restrictions on the number of children per family. Some Chinese couples,
particularly older couples, turn to American surrogacy for a second child,
whose American citizenship might clear the family from scrutiny.
But most surrogacy agencies say they
will work only with intended parents who cannot carry their own baby, as
recommended by the guidelines of the American Society for Reproductive
Medicine. So Chinese clients who seek an overseas surrogate to get around the
one-child rule create a dilemma.
“We usually only take clients who
have a medical need for surrogacy, but in December, we decided to bend that
rule, for Chinese people, government officials, who would be in trouble if they
break the one-child rule,” said Karen Synesiou, chief executive of the Center
for Surrogate Parenting, in Encino, Calif. “We’re thinking of it as political
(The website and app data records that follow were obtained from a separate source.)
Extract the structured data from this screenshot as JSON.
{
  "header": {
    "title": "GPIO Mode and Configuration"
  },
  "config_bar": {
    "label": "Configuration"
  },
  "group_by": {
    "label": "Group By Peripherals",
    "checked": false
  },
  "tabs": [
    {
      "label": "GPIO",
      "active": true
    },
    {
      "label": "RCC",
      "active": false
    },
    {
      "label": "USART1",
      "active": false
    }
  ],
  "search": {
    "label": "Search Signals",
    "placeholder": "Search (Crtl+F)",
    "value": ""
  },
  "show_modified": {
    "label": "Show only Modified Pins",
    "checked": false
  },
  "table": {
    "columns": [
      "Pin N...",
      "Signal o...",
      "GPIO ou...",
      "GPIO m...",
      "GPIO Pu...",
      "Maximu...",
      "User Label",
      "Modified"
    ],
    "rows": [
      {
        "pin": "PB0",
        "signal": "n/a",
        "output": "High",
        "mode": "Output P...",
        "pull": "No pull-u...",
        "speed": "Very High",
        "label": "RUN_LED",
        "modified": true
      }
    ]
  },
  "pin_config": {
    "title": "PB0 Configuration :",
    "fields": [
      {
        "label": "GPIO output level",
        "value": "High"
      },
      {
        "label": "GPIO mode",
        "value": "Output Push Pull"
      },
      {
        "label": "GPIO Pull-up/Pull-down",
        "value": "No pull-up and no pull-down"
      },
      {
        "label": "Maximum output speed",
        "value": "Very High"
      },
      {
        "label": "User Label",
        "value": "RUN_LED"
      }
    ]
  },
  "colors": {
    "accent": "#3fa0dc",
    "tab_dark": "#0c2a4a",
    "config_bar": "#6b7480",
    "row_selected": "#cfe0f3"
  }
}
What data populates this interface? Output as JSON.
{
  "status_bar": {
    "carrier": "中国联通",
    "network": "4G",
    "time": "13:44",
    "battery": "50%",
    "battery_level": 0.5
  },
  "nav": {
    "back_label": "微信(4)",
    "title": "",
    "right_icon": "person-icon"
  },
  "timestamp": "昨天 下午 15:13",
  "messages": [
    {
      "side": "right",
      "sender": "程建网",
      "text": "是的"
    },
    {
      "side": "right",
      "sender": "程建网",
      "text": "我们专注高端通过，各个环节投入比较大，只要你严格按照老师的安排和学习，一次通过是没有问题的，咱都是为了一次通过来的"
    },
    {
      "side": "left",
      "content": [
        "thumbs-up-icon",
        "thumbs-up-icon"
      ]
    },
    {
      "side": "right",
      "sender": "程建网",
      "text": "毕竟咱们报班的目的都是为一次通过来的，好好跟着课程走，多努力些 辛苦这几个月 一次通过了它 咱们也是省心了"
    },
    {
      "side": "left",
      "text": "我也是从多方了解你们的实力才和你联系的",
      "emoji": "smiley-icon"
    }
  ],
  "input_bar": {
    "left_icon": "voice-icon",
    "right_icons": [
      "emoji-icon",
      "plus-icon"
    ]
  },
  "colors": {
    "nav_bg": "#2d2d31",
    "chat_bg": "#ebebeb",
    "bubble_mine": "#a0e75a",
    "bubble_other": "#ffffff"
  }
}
Then, too, agencies and lawyers say,
there has been a recent uptick in the number of clients seeking “social
surrogacy” — that is, having someone else carry their baby so as not to damage
their career, or their figure. And not all agencies follow the guidelines.
“We don’t feel like we should be the
gatekeepers when it comes to that,” said Saira Jhutty, chief executive of
Conceptual Options, a California agency.
Final Hurdles at Home
For all the intimacy of carrying a
baby for someone else, there is no template for the relationship between
intended parents and the woman who will bear their child. Most contracts
contain a clause requiring confidentiality unless both parties agree otherwise.
And most stipulate that there will be an abortion if the fetus has serious
defects, or a reduction in case of triplets or quadruplets. While no court
would force a woman to have an abortion, lawyers say, a surrogate who refused
to honor the agreement, and proceeded to carry a baby to term against the
intended parents’ wishes, could perhaps be made to pay the costs of rearing the
child, under the legal concept of wrongful birth. As surrogacy spreads, lawyers say, litigation over such
issues may erupt.
For those from abroad, getting an
American-born baby home can involve tangled immigration problems. Some
countries require a new birth certificate, a parental order or an adoption.
Some will not accept an American birth certificate with two fathers listed as
the parents. Occasionally, a baby can be denied entry into the parents’ home
But international law is catching up
with social practice: On June 26, in a case involving two sets of children born
to American surrogates, the European Court of Human
Rights ruled that France had violated the
European Convention on Human Rights, and undermined the children’s identity, by
refusing to recognize their biological father as their legal parent, easing the
way to French citizenship.
The decision will most likely smooth
the path for P, J and their son, who entered Portugal on his American passport.
So far, efforts to register D in Portugal have failed, because the Portuguese
process requires that a mother be named. Meanwhile, they have been advised to
seek a residence card for him.
“They told us to wait three months
for an answer,” P said in a recent email. “We still do not know how this will
A Gestational Carrier Contract is an agreement between intended parents and a gestational carrier and her partner/spouse, if any. These contracts can be compensated or uncompensated and are intended to detail the parties' rights, obligations, intentions and expectations in connection with their arrangement. The contract addresses subjects such as parental rights, custody issues, location of delivery, future contact between the parties, and insurance (both health and life). In addition, the contract covers issues such as control over medical decisions during the pregnancy, payment of medical bills, liability for medical complications, availability of medical history and personal medical information on the gestational carrier, and intended parents' presence during doctor's visits and at the delivery. Financial considerations such as the gestational carrier's compensation and expenses, including lost wages, legal fees, child care and maternity clothes are also addressed in the contract.
The Gestational Carrier Contract is usually negotiated once the intended parents and the gestational carrier undergo medical testing and are fully screened. Please contact our office for details.Our phone number is 201-505-0099.